Fire Safety Checklist for Home

Handling a tough situation needs some practice beforehand if it is to be handled properly. Similarly handling a fire in the home also requires some homework. Some inspection and practice are required which will take not more than twenty minutes every day. Firstly, a checklist should be made which requires questions to be answered to after thoroughly inspecting every corner of the home.

 

home fire safety
image credit: cdn.cfa.vic.gov.au

 

Prevent a devastating fire by sticking to some good habits and taking basic precautions around the home. Select tips to add to your checklist fire safety risk assessment.

 

Your checklist

The very first room of the house which poses an extreme fire threat to a house is the kitchen. The checklist for the kitchen is:

1) Is the kitchen occupied by grown-ups when food is being cooked on the stove?

2) Are the counters and stovetops uncluttered and clean?

3) Are the pot holders in the reachable distance of the stove?

4) When cooking, are the handles of the pots turned inwards so that nobody bumps into them?

5) Are curtains and other loose fabric away from the stove?

6) Is there an area of three feet surrounding the stove which is a kid’s free zone when adults are cooking?

7) Are the electrical appliances in the kitchen, such as toaster oven, blenders, food processors, coffee makers, and microwave plugged into different receptacle outlets?

 

The second threat to the house is the heating system. The checklist for the heating system is:

1) When there is no one at home or when adults go to sleep are the heaters turned off always?

2) Are the heaters placed at a distance of one meter away from everything such as furniture, people, and pets, especially material which can burn easily?

3) Is the fireplace equipped with a sturdy screen in order to catch the sparks?

4) Is the chimney been cleaned and inspected every year?

5) Is the furnace been cleaned and inspected every year?

6) Are the propane tanks and fuels stored outside the house?

7) Has the family practiced the home fire drill in the past six months?

8) Does everyone in the household have knowledge about the fire department’s emergency phone number, which needs to be dialed from the neighbor’s phone since everyone has to evacuate the house in case of fire?

 

Electrical gadgets and electric circuits are also dangerous if not handled properly. To check them, here is the checklist:

1) Are the extension cords laid safely and not across the doorways or under the carpet?

2) Are the electrical cords in excellent condition and not worn out, cracked or frayed?

3) Do the grown-ups of the house unplugs electrical appliances, even such as lamps, after using them?

 

Smoke alarms and fire extinguishers must be installed on every floor of the house. The checklist for this purpose is:

1) Are there smoke alarms installed on every level of the house, including the attic or basement and also outside every sleeping area?

2) Are the smoke alarm batteries working in all of them?

3) Are the smoke alarms tested by pressing the test button by a grown up?

4) Are there more than one exit in the house?

5) Are all the home exits clear of furniture, clutter, and toys?
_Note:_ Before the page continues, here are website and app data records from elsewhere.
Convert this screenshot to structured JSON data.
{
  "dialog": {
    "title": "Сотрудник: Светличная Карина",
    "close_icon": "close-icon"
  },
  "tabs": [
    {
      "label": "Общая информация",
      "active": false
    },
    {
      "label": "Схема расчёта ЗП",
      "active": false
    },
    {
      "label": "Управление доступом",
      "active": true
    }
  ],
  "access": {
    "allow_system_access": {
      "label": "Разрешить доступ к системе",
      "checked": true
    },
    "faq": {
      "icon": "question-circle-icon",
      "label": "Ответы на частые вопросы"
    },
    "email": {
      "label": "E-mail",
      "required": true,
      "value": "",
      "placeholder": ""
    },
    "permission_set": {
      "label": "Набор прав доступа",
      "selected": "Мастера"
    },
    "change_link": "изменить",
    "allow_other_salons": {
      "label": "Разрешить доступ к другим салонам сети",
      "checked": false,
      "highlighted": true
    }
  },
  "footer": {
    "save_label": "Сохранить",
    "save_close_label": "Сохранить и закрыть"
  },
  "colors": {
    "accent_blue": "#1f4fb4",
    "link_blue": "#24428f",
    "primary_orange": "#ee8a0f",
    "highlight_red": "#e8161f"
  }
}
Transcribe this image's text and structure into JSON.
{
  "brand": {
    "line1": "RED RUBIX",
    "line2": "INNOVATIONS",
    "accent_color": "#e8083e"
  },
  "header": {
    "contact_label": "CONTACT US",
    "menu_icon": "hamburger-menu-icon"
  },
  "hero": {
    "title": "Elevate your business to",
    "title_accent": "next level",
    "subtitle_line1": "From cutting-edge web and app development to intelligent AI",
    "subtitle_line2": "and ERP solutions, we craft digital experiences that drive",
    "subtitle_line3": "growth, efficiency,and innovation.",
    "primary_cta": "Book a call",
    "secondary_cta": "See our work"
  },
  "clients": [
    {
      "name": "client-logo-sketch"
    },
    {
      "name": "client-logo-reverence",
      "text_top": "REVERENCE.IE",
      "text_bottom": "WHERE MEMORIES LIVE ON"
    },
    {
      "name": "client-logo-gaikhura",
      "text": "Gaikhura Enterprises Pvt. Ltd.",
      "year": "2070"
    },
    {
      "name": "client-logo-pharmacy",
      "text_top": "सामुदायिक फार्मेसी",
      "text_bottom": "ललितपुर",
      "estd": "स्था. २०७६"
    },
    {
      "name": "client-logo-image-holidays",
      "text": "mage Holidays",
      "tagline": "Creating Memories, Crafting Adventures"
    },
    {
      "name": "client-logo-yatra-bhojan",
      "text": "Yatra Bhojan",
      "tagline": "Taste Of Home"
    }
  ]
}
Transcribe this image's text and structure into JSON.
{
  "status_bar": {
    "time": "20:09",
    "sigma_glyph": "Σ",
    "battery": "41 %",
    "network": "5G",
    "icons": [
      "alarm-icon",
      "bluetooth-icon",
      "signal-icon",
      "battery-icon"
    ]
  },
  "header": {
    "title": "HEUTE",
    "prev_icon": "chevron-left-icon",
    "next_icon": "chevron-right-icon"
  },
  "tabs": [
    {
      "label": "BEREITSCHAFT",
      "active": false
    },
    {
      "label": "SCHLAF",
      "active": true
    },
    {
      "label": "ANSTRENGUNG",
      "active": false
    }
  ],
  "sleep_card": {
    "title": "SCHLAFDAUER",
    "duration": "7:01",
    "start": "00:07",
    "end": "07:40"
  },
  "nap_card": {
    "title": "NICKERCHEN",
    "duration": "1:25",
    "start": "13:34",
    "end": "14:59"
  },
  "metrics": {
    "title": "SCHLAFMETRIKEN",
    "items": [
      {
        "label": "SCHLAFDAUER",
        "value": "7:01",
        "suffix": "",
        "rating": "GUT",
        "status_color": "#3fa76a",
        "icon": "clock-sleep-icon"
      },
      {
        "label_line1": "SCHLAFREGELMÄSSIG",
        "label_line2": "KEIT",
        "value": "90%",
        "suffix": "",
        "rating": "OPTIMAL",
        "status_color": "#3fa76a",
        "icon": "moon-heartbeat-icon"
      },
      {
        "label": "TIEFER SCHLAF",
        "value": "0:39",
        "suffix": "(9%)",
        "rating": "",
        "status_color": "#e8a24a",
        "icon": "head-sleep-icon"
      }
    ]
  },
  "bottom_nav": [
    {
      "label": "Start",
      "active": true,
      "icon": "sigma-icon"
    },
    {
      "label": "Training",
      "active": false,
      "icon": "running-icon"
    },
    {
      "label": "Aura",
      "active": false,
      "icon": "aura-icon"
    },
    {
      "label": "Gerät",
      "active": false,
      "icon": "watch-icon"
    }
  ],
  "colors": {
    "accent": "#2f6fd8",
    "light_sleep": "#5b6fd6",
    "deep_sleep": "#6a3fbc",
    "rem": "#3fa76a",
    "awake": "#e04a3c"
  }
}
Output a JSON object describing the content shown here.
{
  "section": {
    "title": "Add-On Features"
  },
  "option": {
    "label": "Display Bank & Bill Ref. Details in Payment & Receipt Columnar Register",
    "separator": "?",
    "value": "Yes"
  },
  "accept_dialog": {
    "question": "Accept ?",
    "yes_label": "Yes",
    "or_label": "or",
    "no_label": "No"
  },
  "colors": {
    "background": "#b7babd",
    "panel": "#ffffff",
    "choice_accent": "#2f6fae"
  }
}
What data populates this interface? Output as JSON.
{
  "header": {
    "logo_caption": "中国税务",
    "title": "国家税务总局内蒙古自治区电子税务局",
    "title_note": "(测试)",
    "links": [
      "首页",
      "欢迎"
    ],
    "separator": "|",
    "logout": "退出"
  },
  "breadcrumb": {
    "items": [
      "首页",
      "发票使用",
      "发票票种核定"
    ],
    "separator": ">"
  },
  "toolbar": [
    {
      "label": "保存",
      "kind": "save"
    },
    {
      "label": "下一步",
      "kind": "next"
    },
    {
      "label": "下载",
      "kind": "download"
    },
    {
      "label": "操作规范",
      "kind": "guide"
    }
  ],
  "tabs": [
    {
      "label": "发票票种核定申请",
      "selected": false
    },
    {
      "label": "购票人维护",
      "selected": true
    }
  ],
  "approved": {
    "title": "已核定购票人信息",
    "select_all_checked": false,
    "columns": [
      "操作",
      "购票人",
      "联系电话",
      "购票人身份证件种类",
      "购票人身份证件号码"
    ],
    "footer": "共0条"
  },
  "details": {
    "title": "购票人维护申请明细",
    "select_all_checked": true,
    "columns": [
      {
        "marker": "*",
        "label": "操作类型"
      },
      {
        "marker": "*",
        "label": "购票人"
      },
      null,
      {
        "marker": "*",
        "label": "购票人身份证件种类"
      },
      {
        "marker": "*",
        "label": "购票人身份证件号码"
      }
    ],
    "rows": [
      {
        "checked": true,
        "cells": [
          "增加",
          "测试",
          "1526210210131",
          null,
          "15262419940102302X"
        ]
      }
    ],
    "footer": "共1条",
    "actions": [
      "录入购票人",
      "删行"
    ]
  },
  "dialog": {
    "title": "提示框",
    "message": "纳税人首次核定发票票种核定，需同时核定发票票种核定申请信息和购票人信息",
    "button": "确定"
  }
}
6) Is there a home fire escape plan which also includes two exits? The two exits can consist of door and windows?

7) Is the decision being made about an outside safe place to meet after exiting the home?

 

If all the questions of every checklist are answered as yes then the house and the family members are ready to face fire accidents.

If the answer is yes to fifteen to twenty questions then a few adjustments are needed to be made to ensure safety in case of fire emergencies.

And only ten to fourteen questions are answered as yes, then the family members need to double up and put in extra effort in order to be hit a fire safety home run.

If less than ten questions are answered as yes, then the whole house needs to be revamped in order to make it a safe place to live in. Not only do the adults of the house need to get trained but also the children. If there is a pet in the house, it also needs to be included in the plan.

Read moreTeach to Children about Fire Safety on Your House.

Know what to do if a fire starts at home

Every family needs to develop a home fire escape plan and practice it. Your plan should include two ways to escape each room of the house and a designated safe meeting point,

Infographic: cdn.cfa.vic.gov.au